Volume 2016 (2016), Article ID 2139782, 13 pages
Research Article

Informing Active Play and Screen Time Behaviour Change Interventions for Low Socioeconomic Position Mothers of Young Children: What Do Mothers Want?

Institute for Physical Activity and Nutrition (IPAN), School of Exercise and Nutrition Sciences, Deakin University, Geelong, VIC, Australia

Received 23 September 2016; Accepted 13 November 2016

Academic Editor: Norman Temple

Copyright © 2016 Katherine L. Downing et al. This is an open access article distributed under the Creative Commons Attribution License, which permits unrestricted use, distribution, and reproduction in any medium, provided the original work is properly cited.
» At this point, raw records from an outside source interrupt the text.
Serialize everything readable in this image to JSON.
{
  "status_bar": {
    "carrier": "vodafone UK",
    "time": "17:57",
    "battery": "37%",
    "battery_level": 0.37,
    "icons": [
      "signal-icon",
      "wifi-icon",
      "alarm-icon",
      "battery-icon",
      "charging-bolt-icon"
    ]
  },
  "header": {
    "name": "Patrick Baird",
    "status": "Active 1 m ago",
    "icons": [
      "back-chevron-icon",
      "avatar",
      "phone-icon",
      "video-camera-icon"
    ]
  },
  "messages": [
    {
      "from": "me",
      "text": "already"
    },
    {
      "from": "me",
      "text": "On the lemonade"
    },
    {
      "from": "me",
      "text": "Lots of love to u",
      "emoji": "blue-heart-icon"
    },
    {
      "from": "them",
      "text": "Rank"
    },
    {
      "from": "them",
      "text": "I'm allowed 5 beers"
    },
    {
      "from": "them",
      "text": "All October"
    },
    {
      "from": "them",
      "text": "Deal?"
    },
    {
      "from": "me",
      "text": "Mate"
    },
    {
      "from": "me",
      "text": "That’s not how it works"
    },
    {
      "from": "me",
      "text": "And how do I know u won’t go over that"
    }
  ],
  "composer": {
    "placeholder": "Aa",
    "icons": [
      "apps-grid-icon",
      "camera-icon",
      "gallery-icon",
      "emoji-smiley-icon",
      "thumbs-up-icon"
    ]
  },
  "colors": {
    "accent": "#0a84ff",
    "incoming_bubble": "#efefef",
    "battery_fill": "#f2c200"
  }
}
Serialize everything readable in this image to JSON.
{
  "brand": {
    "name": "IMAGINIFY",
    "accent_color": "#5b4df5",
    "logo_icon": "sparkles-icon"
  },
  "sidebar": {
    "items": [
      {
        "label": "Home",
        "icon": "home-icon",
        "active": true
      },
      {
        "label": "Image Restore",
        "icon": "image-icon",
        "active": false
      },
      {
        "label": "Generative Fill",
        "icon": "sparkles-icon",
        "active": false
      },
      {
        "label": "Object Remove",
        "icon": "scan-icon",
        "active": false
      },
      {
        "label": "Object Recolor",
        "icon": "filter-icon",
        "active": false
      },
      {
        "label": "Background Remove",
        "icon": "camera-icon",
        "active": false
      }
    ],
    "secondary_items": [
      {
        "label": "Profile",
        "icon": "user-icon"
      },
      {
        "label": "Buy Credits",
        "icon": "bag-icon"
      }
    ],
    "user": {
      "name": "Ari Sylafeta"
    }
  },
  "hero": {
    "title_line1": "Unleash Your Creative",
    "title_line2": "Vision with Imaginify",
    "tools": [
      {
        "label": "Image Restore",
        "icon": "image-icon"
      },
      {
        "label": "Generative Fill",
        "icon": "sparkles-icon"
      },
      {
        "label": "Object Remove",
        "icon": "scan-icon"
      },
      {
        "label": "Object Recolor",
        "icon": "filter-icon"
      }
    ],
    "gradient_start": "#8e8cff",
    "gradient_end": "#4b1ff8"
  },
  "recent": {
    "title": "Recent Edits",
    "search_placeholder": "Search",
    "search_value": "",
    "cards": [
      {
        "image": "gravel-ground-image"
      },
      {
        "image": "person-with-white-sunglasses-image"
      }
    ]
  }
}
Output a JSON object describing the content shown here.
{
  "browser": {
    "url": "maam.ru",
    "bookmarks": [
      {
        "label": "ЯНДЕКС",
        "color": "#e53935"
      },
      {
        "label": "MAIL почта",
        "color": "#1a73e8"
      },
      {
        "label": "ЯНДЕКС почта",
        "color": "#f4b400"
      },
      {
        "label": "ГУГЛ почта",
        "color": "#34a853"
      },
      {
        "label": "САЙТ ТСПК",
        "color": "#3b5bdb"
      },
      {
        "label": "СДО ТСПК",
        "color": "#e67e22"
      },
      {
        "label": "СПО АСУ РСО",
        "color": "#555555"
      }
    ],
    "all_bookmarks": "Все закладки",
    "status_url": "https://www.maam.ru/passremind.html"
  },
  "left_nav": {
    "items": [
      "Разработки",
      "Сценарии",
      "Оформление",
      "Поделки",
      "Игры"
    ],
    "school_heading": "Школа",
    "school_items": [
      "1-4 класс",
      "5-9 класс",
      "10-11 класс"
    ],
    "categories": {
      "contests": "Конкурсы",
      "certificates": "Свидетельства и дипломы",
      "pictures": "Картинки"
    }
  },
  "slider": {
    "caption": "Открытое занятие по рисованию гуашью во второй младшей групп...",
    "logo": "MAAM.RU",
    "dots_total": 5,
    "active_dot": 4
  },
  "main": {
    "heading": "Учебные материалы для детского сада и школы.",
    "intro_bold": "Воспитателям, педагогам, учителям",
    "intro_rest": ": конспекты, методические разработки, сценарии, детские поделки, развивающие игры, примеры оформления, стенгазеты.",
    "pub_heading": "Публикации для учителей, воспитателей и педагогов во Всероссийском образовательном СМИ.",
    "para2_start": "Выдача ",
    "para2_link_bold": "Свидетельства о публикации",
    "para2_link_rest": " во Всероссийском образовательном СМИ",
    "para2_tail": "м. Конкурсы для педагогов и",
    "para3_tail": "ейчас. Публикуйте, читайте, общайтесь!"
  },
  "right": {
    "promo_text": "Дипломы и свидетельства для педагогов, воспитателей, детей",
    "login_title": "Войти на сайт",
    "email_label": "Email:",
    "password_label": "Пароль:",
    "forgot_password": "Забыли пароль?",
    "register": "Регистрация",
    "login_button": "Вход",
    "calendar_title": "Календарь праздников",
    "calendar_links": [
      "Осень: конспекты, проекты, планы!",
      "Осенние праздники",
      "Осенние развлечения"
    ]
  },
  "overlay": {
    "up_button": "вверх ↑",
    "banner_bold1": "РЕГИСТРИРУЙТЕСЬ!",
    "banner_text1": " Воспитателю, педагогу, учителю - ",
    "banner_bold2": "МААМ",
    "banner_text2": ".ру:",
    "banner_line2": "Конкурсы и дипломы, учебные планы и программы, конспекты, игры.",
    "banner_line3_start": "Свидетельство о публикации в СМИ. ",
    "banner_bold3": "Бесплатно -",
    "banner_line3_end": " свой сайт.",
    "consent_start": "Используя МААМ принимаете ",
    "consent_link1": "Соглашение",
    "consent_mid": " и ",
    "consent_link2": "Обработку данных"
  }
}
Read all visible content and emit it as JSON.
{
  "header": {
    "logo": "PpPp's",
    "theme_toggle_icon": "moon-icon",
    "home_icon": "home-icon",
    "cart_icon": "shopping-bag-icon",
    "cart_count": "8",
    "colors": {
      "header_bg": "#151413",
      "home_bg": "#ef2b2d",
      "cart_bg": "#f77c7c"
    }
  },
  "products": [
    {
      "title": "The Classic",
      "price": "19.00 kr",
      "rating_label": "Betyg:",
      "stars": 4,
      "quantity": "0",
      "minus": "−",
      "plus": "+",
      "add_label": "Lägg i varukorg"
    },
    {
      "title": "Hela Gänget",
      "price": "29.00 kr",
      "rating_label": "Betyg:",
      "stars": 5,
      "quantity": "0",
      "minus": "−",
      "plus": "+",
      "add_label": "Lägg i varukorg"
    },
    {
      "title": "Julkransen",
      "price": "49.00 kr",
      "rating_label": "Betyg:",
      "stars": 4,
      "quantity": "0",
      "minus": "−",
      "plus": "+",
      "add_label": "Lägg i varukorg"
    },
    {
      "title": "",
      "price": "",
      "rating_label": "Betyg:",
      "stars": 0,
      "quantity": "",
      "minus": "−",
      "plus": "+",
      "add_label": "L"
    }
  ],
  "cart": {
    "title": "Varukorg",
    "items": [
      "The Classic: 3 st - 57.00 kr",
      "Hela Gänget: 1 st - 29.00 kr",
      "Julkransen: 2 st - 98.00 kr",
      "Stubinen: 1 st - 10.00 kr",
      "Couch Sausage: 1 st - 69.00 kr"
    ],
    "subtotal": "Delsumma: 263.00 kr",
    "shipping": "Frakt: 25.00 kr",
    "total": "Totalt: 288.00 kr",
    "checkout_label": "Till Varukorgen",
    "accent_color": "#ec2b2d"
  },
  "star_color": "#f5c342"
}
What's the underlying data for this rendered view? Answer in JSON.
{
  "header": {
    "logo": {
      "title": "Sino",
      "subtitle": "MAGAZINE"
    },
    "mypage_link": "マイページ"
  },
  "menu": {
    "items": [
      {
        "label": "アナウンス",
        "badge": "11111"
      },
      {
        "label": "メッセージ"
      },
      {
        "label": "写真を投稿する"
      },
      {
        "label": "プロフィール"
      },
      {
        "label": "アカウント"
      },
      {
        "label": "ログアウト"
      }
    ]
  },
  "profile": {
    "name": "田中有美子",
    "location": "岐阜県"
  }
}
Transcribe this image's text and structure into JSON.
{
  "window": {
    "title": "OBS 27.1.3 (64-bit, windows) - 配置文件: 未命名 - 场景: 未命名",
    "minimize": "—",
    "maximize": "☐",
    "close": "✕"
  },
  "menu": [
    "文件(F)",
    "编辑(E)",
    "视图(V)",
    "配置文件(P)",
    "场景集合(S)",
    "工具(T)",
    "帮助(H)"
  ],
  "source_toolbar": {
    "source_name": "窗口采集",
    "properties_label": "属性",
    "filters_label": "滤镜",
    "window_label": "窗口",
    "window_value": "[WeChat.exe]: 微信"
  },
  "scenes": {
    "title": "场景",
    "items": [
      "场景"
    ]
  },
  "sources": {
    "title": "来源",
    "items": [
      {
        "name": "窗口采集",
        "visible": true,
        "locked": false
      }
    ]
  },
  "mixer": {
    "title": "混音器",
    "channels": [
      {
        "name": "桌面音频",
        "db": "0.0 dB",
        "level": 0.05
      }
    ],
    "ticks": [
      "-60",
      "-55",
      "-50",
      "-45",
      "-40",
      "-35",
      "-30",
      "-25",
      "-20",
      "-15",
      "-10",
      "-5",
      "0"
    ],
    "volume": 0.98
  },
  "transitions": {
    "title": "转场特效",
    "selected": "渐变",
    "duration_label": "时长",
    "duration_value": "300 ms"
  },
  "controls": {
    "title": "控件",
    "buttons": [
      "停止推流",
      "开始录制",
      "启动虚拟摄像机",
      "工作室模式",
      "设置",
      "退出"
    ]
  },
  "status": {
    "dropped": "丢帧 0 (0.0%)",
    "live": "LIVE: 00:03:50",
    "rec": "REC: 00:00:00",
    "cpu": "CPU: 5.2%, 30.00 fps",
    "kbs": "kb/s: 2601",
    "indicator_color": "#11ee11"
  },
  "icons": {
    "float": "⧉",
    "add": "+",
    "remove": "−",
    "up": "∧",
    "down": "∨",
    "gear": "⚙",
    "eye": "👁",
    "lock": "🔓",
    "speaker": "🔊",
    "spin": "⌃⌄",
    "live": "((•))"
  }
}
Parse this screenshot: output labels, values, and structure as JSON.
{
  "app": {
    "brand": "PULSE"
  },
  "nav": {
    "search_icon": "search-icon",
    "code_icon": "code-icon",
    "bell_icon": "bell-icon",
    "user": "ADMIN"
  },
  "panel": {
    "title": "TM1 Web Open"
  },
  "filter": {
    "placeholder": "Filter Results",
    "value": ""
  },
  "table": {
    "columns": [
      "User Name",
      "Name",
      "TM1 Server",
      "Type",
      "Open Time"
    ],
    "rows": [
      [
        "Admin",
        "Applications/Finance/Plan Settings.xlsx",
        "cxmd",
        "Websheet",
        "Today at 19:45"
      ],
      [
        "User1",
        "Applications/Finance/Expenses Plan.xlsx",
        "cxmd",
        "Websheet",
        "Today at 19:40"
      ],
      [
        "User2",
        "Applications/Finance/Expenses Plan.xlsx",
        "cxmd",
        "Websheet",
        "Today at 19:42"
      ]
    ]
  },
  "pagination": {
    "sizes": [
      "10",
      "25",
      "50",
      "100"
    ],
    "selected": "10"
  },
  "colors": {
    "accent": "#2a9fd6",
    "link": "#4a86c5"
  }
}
Introduction. This study investigated views of mothers from disadvantaged urban and regional areas (i.e., beyond major capital cities) as potential end users of child active play and screen time behaviour change interventions, with a focus on text messaging and web-based delivery platforms. Methods. Thirty-two mothers (22 urban; 10 regional) were interviewed. Purpose-designed questions covered topics regarding mothers’ preferences for accessing and receiving information related to parenting and child active play and screen time. Data from transcribed interviews were analysed to identify responses and key themes. Results. Mothers reported frequently accessing parenting- and child-related information online. Regional mothers reported seeking information by talking with other people less frequently than urban mothers and seemed to have a stronger preference for receiving information online. There were few differences between responses from low and high educated mothers. The majority of mothers reported that they would be happy to receive text messages containing information about active play and screen time and that they would find a dedicated website with this information useful. Conclusions. Mothers in this study held favourable views on the potential of receiving information via new communication technologies. Future interventions targeting socioeconomically disadvantaged mothers may benefit from delivering intervention messages via these technologies.